◆ Data items

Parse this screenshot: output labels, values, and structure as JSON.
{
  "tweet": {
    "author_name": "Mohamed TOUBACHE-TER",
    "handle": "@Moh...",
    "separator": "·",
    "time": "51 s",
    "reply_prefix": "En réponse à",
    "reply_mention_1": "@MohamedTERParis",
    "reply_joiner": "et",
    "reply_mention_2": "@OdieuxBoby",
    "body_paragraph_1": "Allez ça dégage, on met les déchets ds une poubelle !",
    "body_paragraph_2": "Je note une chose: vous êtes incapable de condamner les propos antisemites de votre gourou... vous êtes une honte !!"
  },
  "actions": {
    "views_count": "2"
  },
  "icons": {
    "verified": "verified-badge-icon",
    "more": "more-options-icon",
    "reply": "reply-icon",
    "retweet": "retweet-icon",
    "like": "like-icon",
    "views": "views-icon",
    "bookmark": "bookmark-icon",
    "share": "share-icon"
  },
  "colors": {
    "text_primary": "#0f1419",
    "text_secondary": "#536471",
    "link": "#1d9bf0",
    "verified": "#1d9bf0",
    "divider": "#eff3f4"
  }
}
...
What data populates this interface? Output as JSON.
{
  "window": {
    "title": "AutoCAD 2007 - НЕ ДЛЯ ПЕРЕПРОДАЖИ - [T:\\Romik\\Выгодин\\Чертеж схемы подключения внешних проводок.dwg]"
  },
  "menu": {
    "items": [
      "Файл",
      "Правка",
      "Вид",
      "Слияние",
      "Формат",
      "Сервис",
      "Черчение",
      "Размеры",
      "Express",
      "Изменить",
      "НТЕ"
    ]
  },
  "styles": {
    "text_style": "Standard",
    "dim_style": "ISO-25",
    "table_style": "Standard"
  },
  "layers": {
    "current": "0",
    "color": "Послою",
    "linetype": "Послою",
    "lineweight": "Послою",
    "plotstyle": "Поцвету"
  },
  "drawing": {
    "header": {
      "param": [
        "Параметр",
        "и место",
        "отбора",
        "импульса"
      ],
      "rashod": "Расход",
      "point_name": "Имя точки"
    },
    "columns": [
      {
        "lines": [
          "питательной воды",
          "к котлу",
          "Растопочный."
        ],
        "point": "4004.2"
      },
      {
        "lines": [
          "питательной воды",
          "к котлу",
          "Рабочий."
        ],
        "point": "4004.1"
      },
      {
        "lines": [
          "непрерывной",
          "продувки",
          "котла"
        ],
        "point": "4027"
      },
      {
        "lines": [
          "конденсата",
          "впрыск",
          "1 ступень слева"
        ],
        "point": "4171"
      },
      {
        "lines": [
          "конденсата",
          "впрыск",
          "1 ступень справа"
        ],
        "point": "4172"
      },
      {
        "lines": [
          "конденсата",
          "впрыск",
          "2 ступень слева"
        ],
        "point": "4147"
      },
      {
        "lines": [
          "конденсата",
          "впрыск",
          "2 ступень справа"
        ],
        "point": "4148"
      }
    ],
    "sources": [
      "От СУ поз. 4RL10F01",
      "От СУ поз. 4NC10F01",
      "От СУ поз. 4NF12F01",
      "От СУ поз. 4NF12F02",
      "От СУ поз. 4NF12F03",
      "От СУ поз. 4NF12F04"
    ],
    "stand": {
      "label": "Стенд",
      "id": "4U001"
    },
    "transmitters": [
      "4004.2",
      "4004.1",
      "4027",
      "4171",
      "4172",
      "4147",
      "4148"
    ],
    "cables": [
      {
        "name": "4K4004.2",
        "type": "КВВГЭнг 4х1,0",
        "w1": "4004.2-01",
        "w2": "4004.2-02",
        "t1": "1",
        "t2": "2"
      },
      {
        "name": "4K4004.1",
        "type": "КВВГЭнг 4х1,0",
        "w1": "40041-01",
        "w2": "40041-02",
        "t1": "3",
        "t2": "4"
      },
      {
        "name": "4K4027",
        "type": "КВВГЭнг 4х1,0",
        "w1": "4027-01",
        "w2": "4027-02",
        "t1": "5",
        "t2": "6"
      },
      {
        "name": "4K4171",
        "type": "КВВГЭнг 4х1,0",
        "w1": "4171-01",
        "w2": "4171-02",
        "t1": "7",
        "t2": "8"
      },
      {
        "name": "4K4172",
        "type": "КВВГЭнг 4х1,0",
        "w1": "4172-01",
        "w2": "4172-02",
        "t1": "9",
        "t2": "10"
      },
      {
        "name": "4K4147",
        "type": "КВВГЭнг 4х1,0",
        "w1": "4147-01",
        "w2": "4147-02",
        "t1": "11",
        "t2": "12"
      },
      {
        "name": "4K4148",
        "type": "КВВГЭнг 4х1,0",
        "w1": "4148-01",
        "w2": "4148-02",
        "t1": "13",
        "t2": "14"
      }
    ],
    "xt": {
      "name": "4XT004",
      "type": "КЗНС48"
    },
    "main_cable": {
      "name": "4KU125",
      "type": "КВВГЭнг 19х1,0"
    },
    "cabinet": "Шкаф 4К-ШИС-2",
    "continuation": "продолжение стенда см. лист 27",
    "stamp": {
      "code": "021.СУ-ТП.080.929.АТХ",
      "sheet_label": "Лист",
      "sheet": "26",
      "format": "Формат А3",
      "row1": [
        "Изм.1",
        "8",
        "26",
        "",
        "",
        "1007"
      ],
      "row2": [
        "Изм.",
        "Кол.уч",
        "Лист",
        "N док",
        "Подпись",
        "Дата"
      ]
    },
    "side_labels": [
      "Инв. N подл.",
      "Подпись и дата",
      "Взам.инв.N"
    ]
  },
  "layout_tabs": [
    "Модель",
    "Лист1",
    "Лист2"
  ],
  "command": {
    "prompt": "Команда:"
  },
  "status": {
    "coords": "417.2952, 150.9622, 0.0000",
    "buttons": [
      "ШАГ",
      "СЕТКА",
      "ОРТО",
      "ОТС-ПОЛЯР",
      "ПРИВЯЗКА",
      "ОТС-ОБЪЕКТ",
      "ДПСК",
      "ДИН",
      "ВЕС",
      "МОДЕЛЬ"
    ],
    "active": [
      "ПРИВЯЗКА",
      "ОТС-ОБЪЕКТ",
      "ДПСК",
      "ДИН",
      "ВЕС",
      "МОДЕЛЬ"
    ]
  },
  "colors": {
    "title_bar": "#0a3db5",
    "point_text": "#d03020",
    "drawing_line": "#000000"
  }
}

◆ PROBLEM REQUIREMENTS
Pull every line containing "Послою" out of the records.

◆ RESPONSE AREA
    "color": "Послою",
    "linetype": "Послою",
    "lineweight": "Послою",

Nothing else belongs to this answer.